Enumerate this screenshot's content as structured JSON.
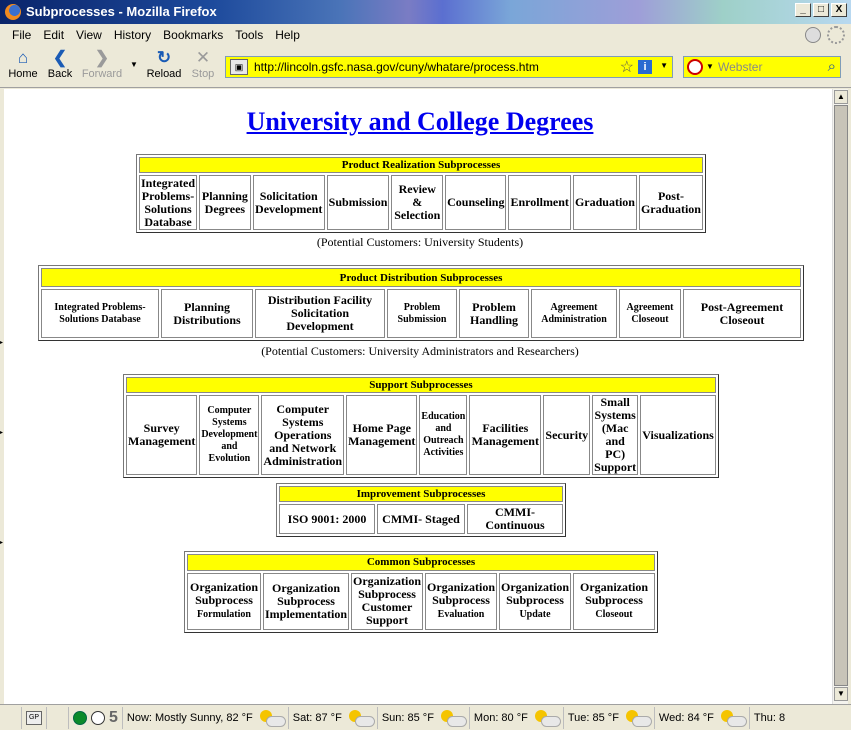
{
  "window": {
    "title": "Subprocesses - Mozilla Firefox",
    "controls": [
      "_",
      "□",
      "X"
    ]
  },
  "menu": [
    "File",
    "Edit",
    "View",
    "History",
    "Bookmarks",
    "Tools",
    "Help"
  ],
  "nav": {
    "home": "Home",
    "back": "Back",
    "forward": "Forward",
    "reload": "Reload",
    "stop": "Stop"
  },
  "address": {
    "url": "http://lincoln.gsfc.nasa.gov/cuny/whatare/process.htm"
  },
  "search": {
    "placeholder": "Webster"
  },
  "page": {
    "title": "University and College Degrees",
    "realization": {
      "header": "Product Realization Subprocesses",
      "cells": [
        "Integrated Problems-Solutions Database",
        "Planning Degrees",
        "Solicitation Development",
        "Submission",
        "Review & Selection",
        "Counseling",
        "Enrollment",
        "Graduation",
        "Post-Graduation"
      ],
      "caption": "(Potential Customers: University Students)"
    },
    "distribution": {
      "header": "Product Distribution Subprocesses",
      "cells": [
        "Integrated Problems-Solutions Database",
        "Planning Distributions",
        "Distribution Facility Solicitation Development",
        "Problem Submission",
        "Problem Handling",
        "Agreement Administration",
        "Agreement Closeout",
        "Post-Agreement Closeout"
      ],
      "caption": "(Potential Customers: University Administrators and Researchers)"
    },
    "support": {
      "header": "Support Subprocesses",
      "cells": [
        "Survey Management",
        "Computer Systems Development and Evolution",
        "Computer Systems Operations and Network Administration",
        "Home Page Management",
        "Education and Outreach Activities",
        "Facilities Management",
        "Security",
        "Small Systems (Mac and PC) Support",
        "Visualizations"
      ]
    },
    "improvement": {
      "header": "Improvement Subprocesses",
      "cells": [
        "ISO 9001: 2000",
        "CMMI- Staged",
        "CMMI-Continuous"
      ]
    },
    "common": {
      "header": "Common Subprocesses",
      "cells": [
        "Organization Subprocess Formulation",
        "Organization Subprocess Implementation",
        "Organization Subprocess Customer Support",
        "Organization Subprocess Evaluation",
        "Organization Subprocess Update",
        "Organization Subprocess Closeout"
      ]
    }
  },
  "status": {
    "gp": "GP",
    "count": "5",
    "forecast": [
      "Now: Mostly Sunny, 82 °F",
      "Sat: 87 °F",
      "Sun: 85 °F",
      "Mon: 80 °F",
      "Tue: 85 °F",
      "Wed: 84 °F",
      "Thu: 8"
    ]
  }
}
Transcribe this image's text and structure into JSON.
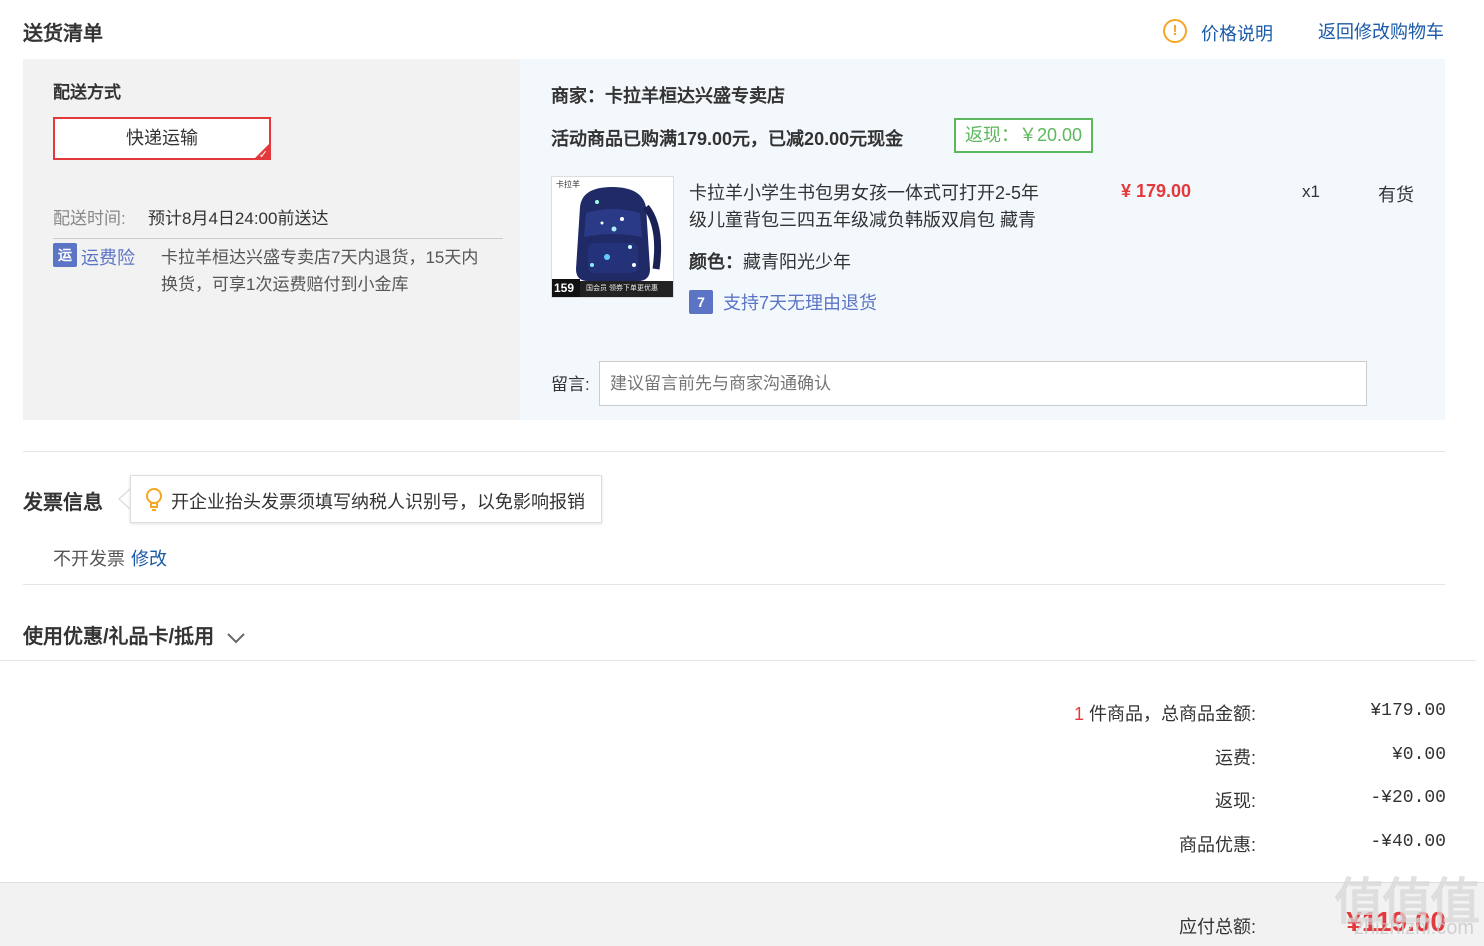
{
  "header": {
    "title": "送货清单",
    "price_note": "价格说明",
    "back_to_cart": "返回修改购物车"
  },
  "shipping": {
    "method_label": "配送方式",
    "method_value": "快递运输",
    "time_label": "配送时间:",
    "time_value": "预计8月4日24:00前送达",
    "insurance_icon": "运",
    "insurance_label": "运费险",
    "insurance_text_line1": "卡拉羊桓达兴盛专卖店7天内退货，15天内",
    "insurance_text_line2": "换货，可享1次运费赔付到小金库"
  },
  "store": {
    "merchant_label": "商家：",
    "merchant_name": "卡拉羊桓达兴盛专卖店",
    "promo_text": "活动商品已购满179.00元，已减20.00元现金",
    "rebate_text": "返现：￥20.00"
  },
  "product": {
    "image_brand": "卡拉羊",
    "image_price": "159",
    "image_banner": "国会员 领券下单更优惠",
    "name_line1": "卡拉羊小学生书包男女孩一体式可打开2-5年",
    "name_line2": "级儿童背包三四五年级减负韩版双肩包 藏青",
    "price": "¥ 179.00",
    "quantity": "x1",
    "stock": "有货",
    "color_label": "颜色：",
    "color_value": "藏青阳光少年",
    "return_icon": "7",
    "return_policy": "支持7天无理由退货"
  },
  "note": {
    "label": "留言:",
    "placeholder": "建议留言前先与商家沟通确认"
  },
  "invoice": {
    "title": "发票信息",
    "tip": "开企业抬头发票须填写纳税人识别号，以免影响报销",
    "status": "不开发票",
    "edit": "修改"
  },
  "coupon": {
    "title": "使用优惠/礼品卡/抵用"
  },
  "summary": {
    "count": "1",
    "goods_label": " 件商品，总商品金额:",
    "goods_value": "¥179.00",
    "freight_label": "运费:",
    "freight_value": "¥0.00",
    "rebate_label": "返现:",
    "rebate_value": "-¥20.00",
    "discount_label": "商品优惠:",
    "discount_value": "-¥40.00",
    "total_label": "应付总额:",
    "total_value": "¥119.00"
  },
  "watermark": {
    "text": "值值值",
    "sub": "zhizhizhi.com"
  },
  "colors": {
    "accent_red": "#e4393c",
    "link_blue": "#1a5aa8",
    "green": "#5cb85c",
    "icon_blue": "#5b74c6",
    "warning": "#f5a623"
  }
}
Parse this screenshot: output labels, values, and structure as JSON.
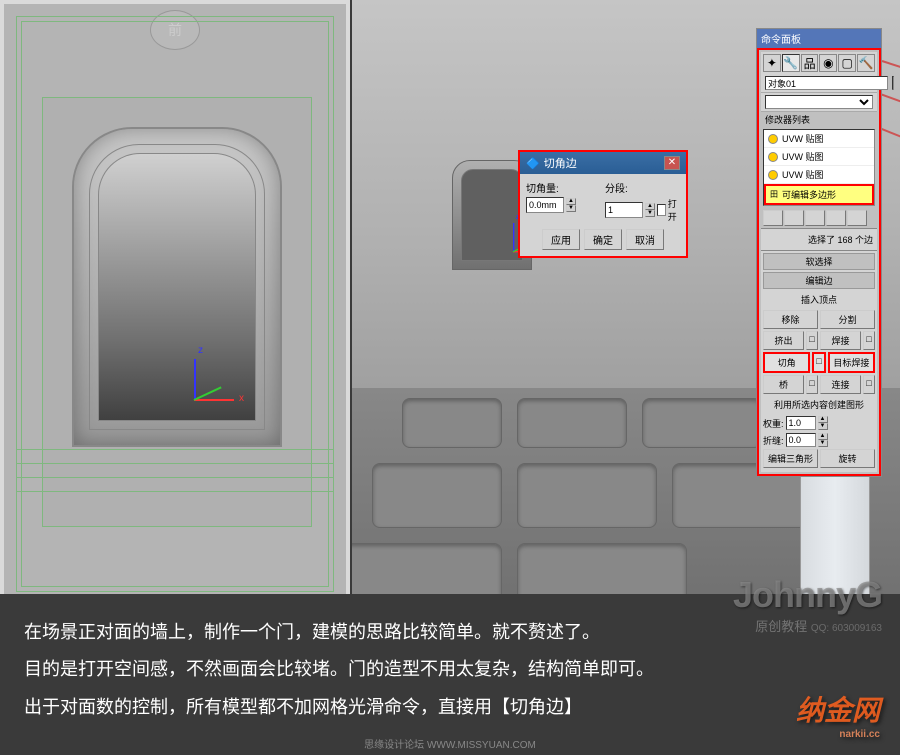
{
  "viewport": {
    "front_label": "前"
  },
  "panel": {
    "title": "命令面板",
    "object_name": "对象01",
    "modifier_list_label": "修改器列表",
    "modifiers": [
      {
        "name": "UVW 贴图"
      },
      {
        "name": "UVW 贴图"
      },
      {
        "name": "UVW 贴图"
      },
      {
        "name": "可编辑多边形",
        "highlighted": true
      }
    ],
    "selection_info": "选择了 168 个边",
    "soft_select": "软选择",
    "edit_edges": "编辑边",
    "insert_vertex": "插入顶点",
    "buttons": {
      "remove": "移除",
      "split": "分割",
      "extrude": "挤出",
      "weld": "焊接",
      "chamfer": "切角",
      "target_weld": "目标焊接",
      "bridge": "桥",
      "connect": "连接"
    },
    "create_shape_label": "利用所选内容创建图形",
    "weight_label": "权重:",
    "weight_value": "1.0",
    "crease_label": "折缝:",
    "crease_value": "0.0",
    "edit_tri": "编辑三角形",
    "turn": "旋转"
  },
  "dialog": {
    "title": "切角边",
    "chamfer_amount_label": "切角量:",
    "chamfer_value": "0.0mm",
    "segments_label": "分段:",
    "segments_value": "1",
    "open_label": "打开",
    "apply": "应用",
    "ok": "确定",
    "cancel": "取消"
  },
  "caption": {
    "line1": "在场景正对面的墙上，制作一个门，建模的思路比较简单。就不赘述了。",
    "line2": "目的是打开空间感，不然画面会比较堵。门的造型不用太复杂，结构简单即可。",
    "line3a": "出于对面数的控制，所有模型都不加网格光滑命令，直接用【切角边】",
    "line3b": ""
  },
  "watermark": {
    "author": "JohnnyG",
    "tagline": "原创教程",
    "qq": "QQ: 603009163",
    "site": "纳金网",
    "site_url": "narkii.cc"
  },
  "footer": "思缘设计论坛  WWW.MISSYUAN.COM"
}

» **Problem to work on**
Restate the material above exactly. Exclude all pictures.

» **Result of the task**
Enumerate this screenshot's content as structured JSON.
{
  "window": {
    "title": "Subprocesses - Mozilla Firefox",
    "controls": [
      "_",
      "□",
      "X"
    ]
  },
  "menu": [
    "File",
    "Edit",
    "View",
    "History",
    "Bookmarks",
    "Tools",
    "Help"
  ],
  "nav": {
    "home": "Home",
    "back": "Back",
    "forward": "Forward",
    "reload": "Reload",
    "stop": "Stop"
  },
  "address": {
    "url": "http://lincoln.gsfc.nasa.gov/cuny/whatare/process.htm"
  },
  "search": {
    "placeholder": "Webster"
  },
  "page": {
    "title": "University and College Degrees",
    "realization": {
      "header": "Product Realization Subprocesses",
      "cells": [
        "Integrated Problems-Solutions Database",
        "Planning Degrees",
        "Solicitation Development",
        "Submission",
        "Review & Selection",
        "Counseling",
        "Enrollment",
        "Graduation",
        "Post-Graduation"
      ],
      "caption": "(Potential Customers: University Students)"
    },
    "distribution": {
      "header": "Product Distribution Subprocesses",
      "cells": [
        "Integrated Problems-Solutions Database",
        "Planning Distributions",
        "Distribution Facility Solicitation Development",
        "Problem Submission",
        "Problem Handling",
        "Agreement Administration",
        "Agreement Closeout",
        "Post-Agreement Closeout"
      ],
      "caption": "(Potential Customers: University Administrators and Researchers)"
    },
    "support": {
      "header": "Support Subprocesses",
      "cells": [
        "Survey Management",
        "Computer Systems Development and Evolution",
        "Computer Systems Operations and Network Administration",
        "Home Page Management",
        "Education and Outreach Activities",
        "Facilities Management",
        "Security",
        "Small Systems (Mac and PC) Support",
        "Visualizations"
      ]
    },
    "improvement": {
      "header": "Improvement Subprocesses",
      "cells": [
        "ISO 9001: 2000",
        "CMMI- Staged",
        "CMMI-Continuous"
      ]
    },
    "common": {
      "header": "Common Subprocesses",
      "cells": [
        "Organization Subprocess Formulation",
        "Organization Subprocess Implementation",
        "Organization Subprocess Customer Support",
        "Organization Subprocess Evaluation",
        "Organization Subprocess Update",
        "Organization Subprocess Closeout"
      ]
    }
  },
  "status": {
    "gp": "GP",
    "count": "5",
    "forecast": [
      "Now: Mostly Sunny, 82 °F",
      "Sat: 87 °F",
      "Sun: 85 °F",
      "Mon: 80 °F",
      "Tue: 85 °F",
      "Wed: 84 °F",
      "Thu: 8"
    ]
  }
}
Transcribe this image's text and structure into JSON.
{
  "header": {
    "title": "送货清单",
    "price_note": "价格说明",
    "back_to_cart": "返回修改购物车"
  },
  "shipping": {
    "method_label": "配送方式",
    "method_value": "快递运输",
    "time_label": "配送时间:",
    "time_value": "预计8月4日24:00前送达",
    "insurance_icon": "运",
    "insurance_label": "运费险",
    "insurance_text_line1": "卡拉羊桓达兴盛专卖店7天内退货，15天内",
    "insurance_text_line2": "换货，可享1次运费赔付到小金库"
  },
  "store": {
    "merchant_label": "商家：",
    "merchant_name": "卡拉羊桓达兴盛专卖店",
    "promo_text": "活动商品已购满179.00元，已减20.00元现金",
    "rebate_text": "返现：￥20.00"
  },
  "product": {
    "image_brand": "卡拉羊",
    "image_price": "159",
    "image_banner": "国会员 领券下单更优惠",
    "name_line1": "卡拉羊小学生书包男女孩一体式可打开2-5年",
    "name_line2": "级儿童背包三四五年级减负韩版双肩包 藏青",
    "price": "¥ 179.00",
    "quantity": "x1",
    "stock": "有货",
    "color_label": "颜色：",
    "color_value": "藏青阳光少年",
    "return_icon": "7",
    "return_policy": "支持7天无理由退货"
  },
  "note": {
    "label": "留言:",
    "placeholder": "建议留言前先与商家沟通确认"
  },
  "invoice": {
    "title": "发票信息",
    "tip": "开企业抬头发票须填写纳税人识别号，以免影响报销",
    "status": "不开发票",
    "edit": "修改"
  },
  "coupon": {
    "title": "使用优惠/礼品卡/抵用"
  },
  "summary": {
    "count": "1",
    "goods_label": " 件商品，总商品金额:",
    "goods_value": "¥179.00",
    "freight_label": "运费:",
    "freight_value": "¥0.00",
    "rebate_label": "返现:",
    "rebate_value": "-¥20.00",
    "discount_label": "商品优惠:",
    "discount_value": "-¥40.00",
    "total_label": "应付总额:",
    "total_value": "¥119.00"
  },
  "watermark": {
    "text": "值值值",
    "sub": "zhizhizhi.com"
  },
  "colors": {
    "accent_red": "#e4393c",
    "link_blue": "#1a5aa8",
    "green": "#5cb85c",
    "icon_blue": "#5b74c6",
    "warning": "#f5a623"
  }
}
Parse this screenshot: output labels, values, and structure as JSON.
{
  "viewport": {
    "front_label": "前"
  },
  "panel": {
    "title": "命令面板",
    "object_name": "对象01",
    "modifier_list_label": "修改器列表",
    "modifiers": [
      {
        "name": "UVW 贴图"
      },
      {
        "name": "UVW 贴图"
      },
      {
        "name": "UVW 贴图"
      },
      {
        "name": "可编辑多边形",
        "highlighted": true
      }
    ],
    "selection_info": "选择了 168 个边",
    "soft_select": "软选择",
    "edit_edges": "编辑边",
    "insert_vertex": "插入顶点",
    "buttons": {
      "remove": "移除",
      "split": "分割",
      "extrude": "挤出",
      "weld": "焊接",
      "chamfer": "切角",
      "target_weld": "目标焊接",
      "bridge": "桥",
      "connect": "连接"
    },
    "create_shape_label": "利用所选内容创建图形",
    "weight_label": "权重:",
    "weight_value": "1.0",
    "crease_label": "折缝:",
    "crease_value": "0.0",
    "edit_tri": "编辑三角形",
    "turn": "旋转"
  },
  "dialog": {
    "title": "切角边",
    "chamfer_amount_label": "切角量:",
    "chamfer_value": "0.0mm",
    "segments_label": "分段:",
    "segments_value": "1",
    "open_label": "打开",
    "apply": "应用",
    "ok": "确定",
    "cancel": "取消"
  },
  "caption": {
    "line1": "在场景正对面的墙上，制作一个门，建模的思路比较简单。就不赘述了。",
    "line2": "目的是打开空间感，不然画面会比较堵。门的造型不用太复杂，结构简单即可。",
    "line3a": "出于对面数的控制，所有模型都不加网格光滑命令，直接用【切角边】",
    "line3b": ""
  },
  "watermark": {
    "author": "JohnnyG",
    "tagline": "原创教程",
    "qq": "QQ: 603009163",
    "site": "纳金网",
    "site_url": "narkii.cc"
  },
  "footer": "思缘设计论坛  WWW.MISSYUAN.COM"
}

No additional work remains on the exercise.